In the EU, SOx emissions from ships are regulated by Directive (EU) 2016/802, known as the 'Sulphur Directive'. It establishes limits on the maximum sulphur content of gas oils, heavy fuel oil in land-based applications as well as of marine fuels. The Directive also contains some additional fuel-specific requirements for ships calling at EU ports, obligations related to the use of fuels covered by the Directive and the placing on the market of certain fuels (e.g. marine gas oils).
The Directive was last amended in 2012 in order to further adapt the European Union's legislation to developments at international level under MARPOL Annex VI. Since 1 January 2015, stricter sulphur limits for marine fuel in SOx Emission Control Areas (SOx ECAs) apply (0,10 %) as well as in sea areas outside SOx ECAs (3,50 % until 2020). In addition, a 0.1% maximum sulphur requirement for fuels used by ships at berth in EU ports was introduced from 1 January 2010. Furthermore, passenger ships operating on regular services to or from any EU port shall not use marine fuels if their sulphur content exceeds 1,50 % in sea areas outside the SOx ECAs.

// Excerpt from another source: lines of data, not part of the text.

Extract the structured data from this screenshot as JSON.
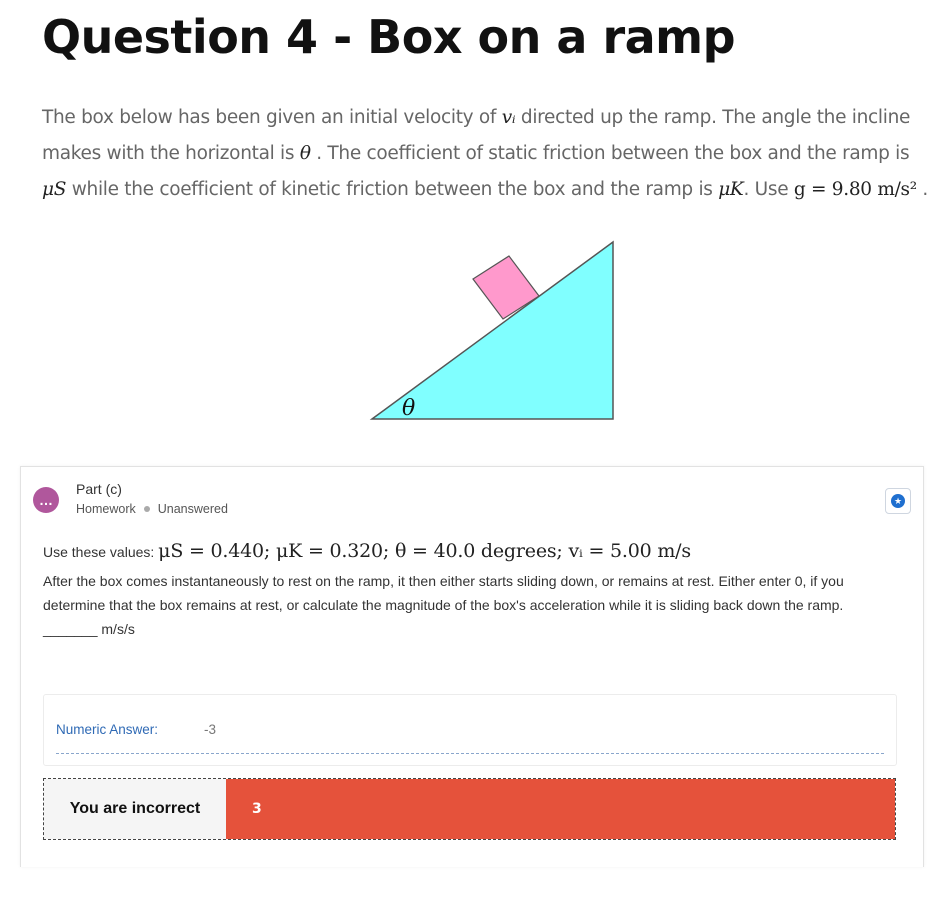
{
  "page": {
    "title": "Question 4 - Box on a ramp"
  },
  "intro": {
    "t1": "The box below has been given an initial velocity of ",
    "v_i": "vᵢ",
    "t2": " directed up the ramp. The angle the incline makes with the horizontal is ",
    "theta": "θ",
    "t3": " . The coefficient of static friction between the box and the ramp is ",
    "mu_s": "μS",
    "t4": " while the coefficient of kinetic friction between the box and the ramp is ",
    "mu_k": "μK",
    "t5": ". Use ",
    "g_eq": "g = 9.80 m/s²",
    "t6": " ."
  },
  "figure": {
    "angle_label": "θ",
    "colors": {
      "ramp": "#80ffff",
      "box": "#ff99cc",
      "outline": "#555555"
    }
  },
  "part": {
    "icon_glyph": "…",
    "title": "Part (c)",
    "type": "Homework",
    "status": "Unanswered",
    "star_glyph": "★",
    "values_prefix": "Use these values: ",
    "values_math": "μS = 0.440; μK = 0.320; θ = 40.0 degrees; vᵢ = 5.00 m/s",
    "question_text": "After the box comes instantaneously to rest on the ramp, it then either starts sliding down, or remains at rest. Either enter 0, if you determine that the box remains at rest, or calculate the magnitude of the box's acceleration while it is sliding back down the ramp.",
    "unit_line": "_______ m/s/s"
  },
  "answer": {
    "label": "Numeric Answer:",
    "value": "-3"
  },
  "feedback": {
    "label": "You are incorrect",
    "submitted": "3",
    "color": "#e5523b"
  }
}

The Sulphur Directive stipulated that there was an urgent need for a stronger and harmonised monitoring and enforcement regime in order to ensure the proper implementation of the revised Sulphur Limits by ships calling EU ports. However, there was originally no provision for a dedicated tool to be used to cater reporting, targeting, and sharing the results of the findings of performed inspections and fuel verifications on a daily basis. After the adoption of the Directive, the European Commission (DG ENV), upon request by a number of Member States, invited EMSA to assess the possibilities of further assistance in the cost-effective implementation of the Sulphur Directive and noting the possibility of economies of scale through the use of existing infrastructure (THETIS covered by the Port State Control Directive) and supporting arrangements. Hence, Commission delegated to EMSA the task of developing a dedicated module in THETIS to serve as an EU platform to record and exchange information on the results of individual compliance verifications carried out by member States competent authorities under the Sulphur Directive.
To this end, EMSA extended THETIS by developing a THETIS-EU new dedicated module (originally named THETIS–S) users, depending on their access rights and on voluntary basis, are able to record and exchange data on inspections and verifications foreseen also by EU sulphur in fuel legislation but also targeting and alerts on the basis of predefined requirements set by EU legislation is possible to prioritise ship inspections based on risk. THETIS-EU, in operation since 1st of January 2015, has been successfully used by the EU Member States and is recognised today as a key enforcement best practice also worldwide allowing almost real-time monitoring of sulphur compliance and catalysing joint efforts towards building a sulphur compliance culture across the EU.
Publicly Available Data
Considering that THETIS-EU is a dedicated and voluntary environmental ship inspection scheme recognised by the Commission Implementing decision 2015/753 adopted under the Sulphur Directive, the display of relevant information to the general public intends to offer transparency in respect to the overall compliance with the Sulphur Directive and in alignment with EU air pollution reduction policies. It also intends to provide indications on the extent by which EU Member States and industry has so far complied with the stricter rules and assess the effectiveness of the intensified enforcement measures that EU Member States have implemented, as well as areas which may require further policy or enforcement action.
The data are presented in an anonymous aggregated form and will be updated on a daily basis.
All data published on this site and available to the public should be construed as for information purposes only. The collection of the data is a result of the voluntary contributions of the competent authorities of the EU MSs and as such may not be uninterrupted or error-free.
Therefore EMSA does not guarantee that the information is up to date at any given moment, as well as coherent or accurate.
Whereas all efforts are pursued to ensure the correctness of the information published, EMSA or the authorities reporting to THETIS-EU, shall not be held liable for any incompleteness or erroneous results presented based on the data or the calculations rendering the results.
Similarly, EMSA or the EU MSs do not hold any responsibility in relation to any conclusion drawn from the statistics presented, which may be used by external parties in publications or through other means.